  27. Smith TM, Reynolds RW, Livezey RE, Stokes DC (1996) Reconstruction of historical sea surface temperatures using empirical orthogonal functions. J Clim 9: 1403–1420CrossRefGoogle Scholar
  28. Sutton RT, Hodson DLR (2003) The influence of the ocean on North Atlantic climate variability 1871–1999. J Clim 16: 3296–3313CrossRefGoogle Scholar
  29. Sutton RT, Norton WA, Jewson SP (2001) The North Atlantic Oscillation - what role for the ocean? Atmos Sci Lett DOI 10.1006/asle.2000.0018Google Scholar
  30. Thompson DWJ, Wallace JM, Hegerl GC (2000) Annular modes in the extratropical circulation, Part II: trends. J Clim 13: 1018–1036CrossRefGoogle Scholar
  31. Thompson DWJ, Lee S, Baldwin MP (2003) Atmospheric processes governing the Northern Hemisphere Annular Mode/North Atlantic Oscillation. In: Hurrell JW, Kushnir Y, Ottersen G, Visbeck M (eds) The North Atlantic Oscillation: climatic significance and environmental impact. Geophys Monogr 134: 81–112Google Scholar
  32. Ting M, Yu L (1998) Steady response to tropical heating in wavy linear and nonlinear baroclinic models. J Atmos Sci 55: 3565–3582CrossRefGoogle Scholar
  33. Trenberth KE, Branstator GW, Karoly D, Kumar A, Lau N.-C, Ropelewski C (1998) Progress during TOGA in understanding and modeling global teleconnections associated with tropical sea surface temperatures. J Geophys Res 103: 14,291–14,324CrossRefGoogle Scholar
  34. Venzke S, Allen MR, Sutton RT, Rowell DP (1999) The atmospheric response over the North Atlantic to decadal changes in sea surface temperatures. J Clim 12: 2562–2584CrossRefGoogle Scholar
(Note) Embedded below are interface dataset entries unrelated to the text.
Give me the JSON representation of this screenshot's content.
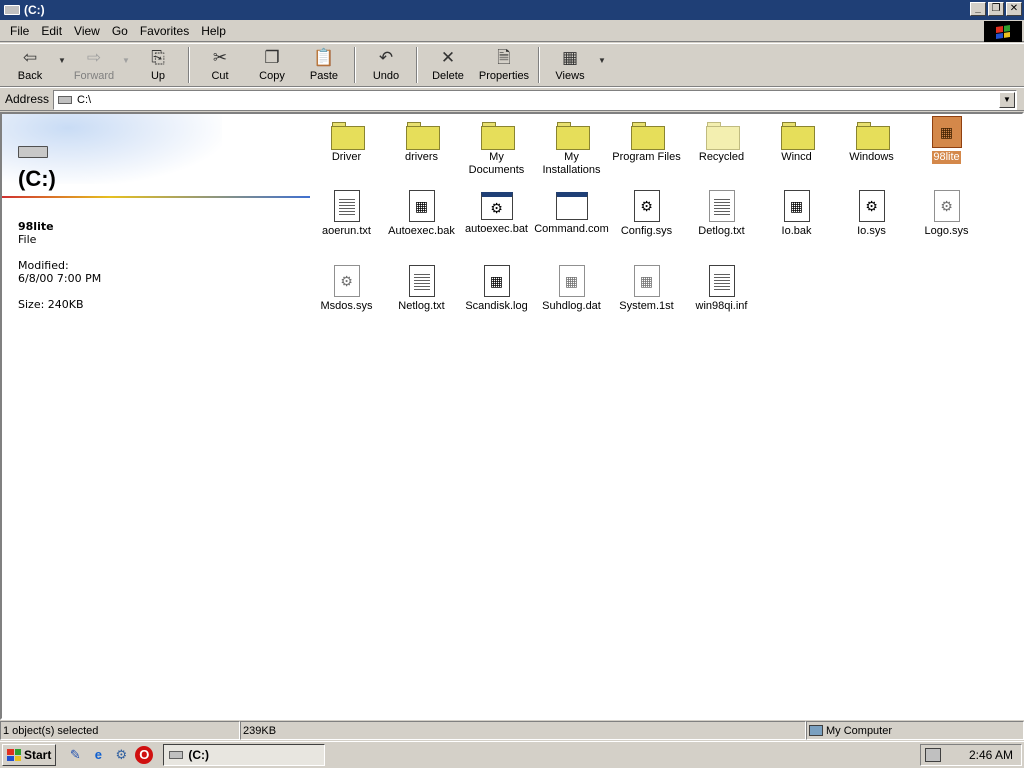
{
  "window": {
    "title": "(C:)"
  },
  "menu": [
    "File",
    "Edit",
    "View",
    "Go",
    "Favorites",
    "Help"
  ],
  "toolbar": {
    "back": "Back",
    "forward": "Forward",
    "up": "Up",
    "cut": "Cut",
    "copy": "Copy",
    "paste": "Paste",
    "undo": "Undo",
    "delete": "Delete",
    "properties": "Properties",
    "views": "Views"
  },
  "address": {
    "label": "Address",
    "value": "C:\\"
  },
  "webview": {
    "drive_title": "(C:)",
    "item_name": "98lite",
    "item_type": "File",
    "modified_label": "Modified:",
    "modified_value": "6/8/00 7:00 PM",
    "size": "Size: 240KB"
  },
  "items": [
    {
      "label": "Driver",
      "kind": "folder"
    },
    {
      "label": "drivers",
      "kind": "folder"
    },
    {
      "label": "My Documents",
      "kind": "folder"
    },
    {
      "label": "My Installations",
      "kind": "folder"
    },
    {
      "label": "Program Files",
      "kind": "folder"
    },
    {
      "label": "Recycled",
      "kind": "folder-light"
    },
    {
      "label": "Wincd",
      "kind": "folder"
    },
    {
      "label": "Windows",
      "kind": "folder"
    },
    {
      "label": "98lite",
      "kind": "special",
      "selected": true
    },
    {
      "label": "aoerun.txt",
      "kind": "text"
    },
    {
      "label": "Autoexec.bak",
      "kind": "win-doc"
    },
    {
      "label": "autoexec.bat",
      "kind": "window-gear"
    },
    {
      "label": "Command.com",
      "kind": "window"
    },
    {
      "label": "Config.sys",
      "kind": "gear-doc"
    },
    {
      "label": "Detlog.txt",
      "kind": "text-light"
    },
    {
      "label": "Io.bak",
      "kind": "win-doc"
    },
    {
      "label": "Io.sys",
      "kind": "gear-doc"
    },
    {
      "label": "Logo.sys",
      "kind": "sys"
    },
    {
      "label": "Msdos.sys",
      "kind": "sys"
    },
    {
      "label": "Netlog.txt",
      "kind": "text"
    },
    {
      "label": "Scandisk.log",
      "kind": "win-doc"
    },
    {
      "label": "Suhdlog.dat",
      "kind": "sys-win"
    },
    {
      "label": "System.1st",
      "kind": "sys-win"
    },
    {
      "label": "win98qi.inf",
      "kind": "inf"
    }
  ],
  "status": {
    "selection": "1 object(s) selected",
    "size": "239KB",
    "zone": "My Computer"
  },
  "taskbar": {
    "start": "Start",
    "task": "(C:)",
    "clock": "2:46 AM"
  }
}
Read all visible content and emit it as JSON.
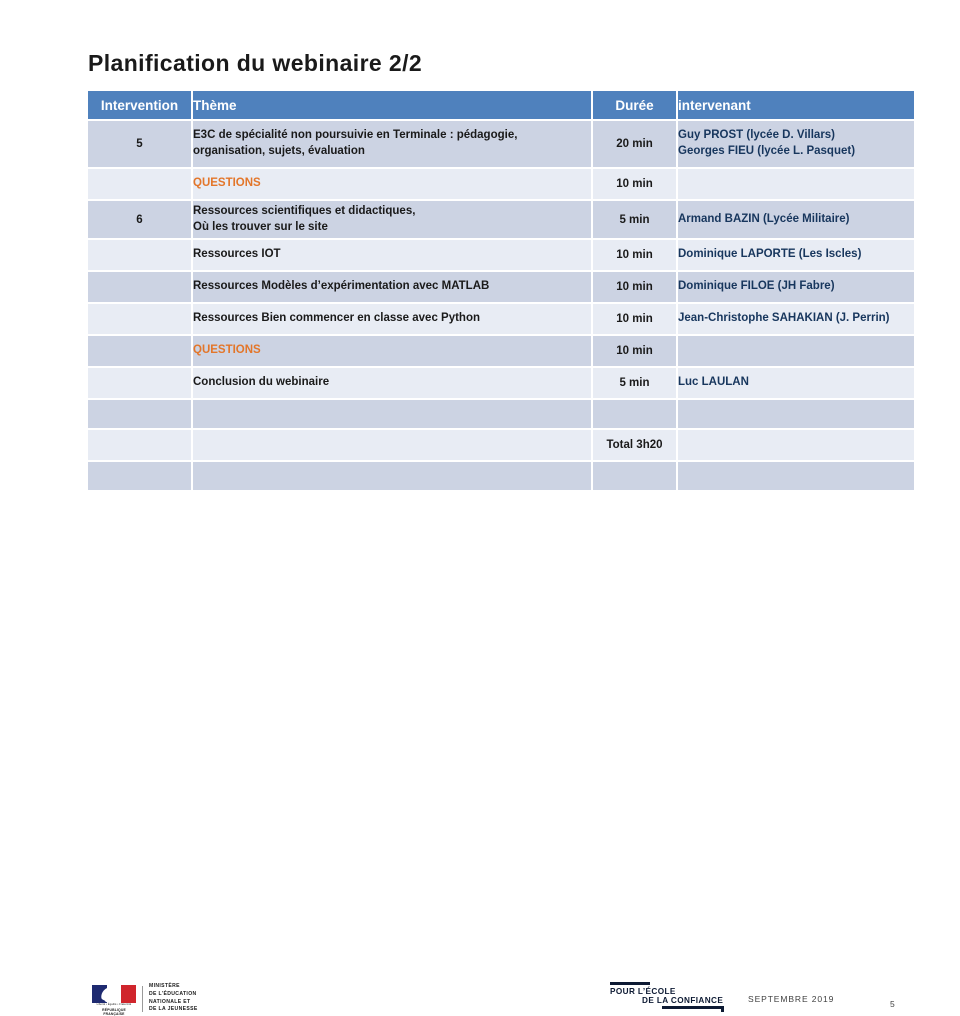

Copyright information

© Springer-Verlag  2004

Authors and Affiliations

  • M. P. Hoerling
    • 1
    Email author
  • J. W. Hurrell
    • 2
  • T. Xu
    • 1
  • G. T. Bates
    • 1
  • A. S. Phillips
    • 2
  1. 1.Climate Diagnostics Center NOAABoulderUSA
  2. 2.National Center for Atmospheric ResearchBoulderUSA

Personalised recommendations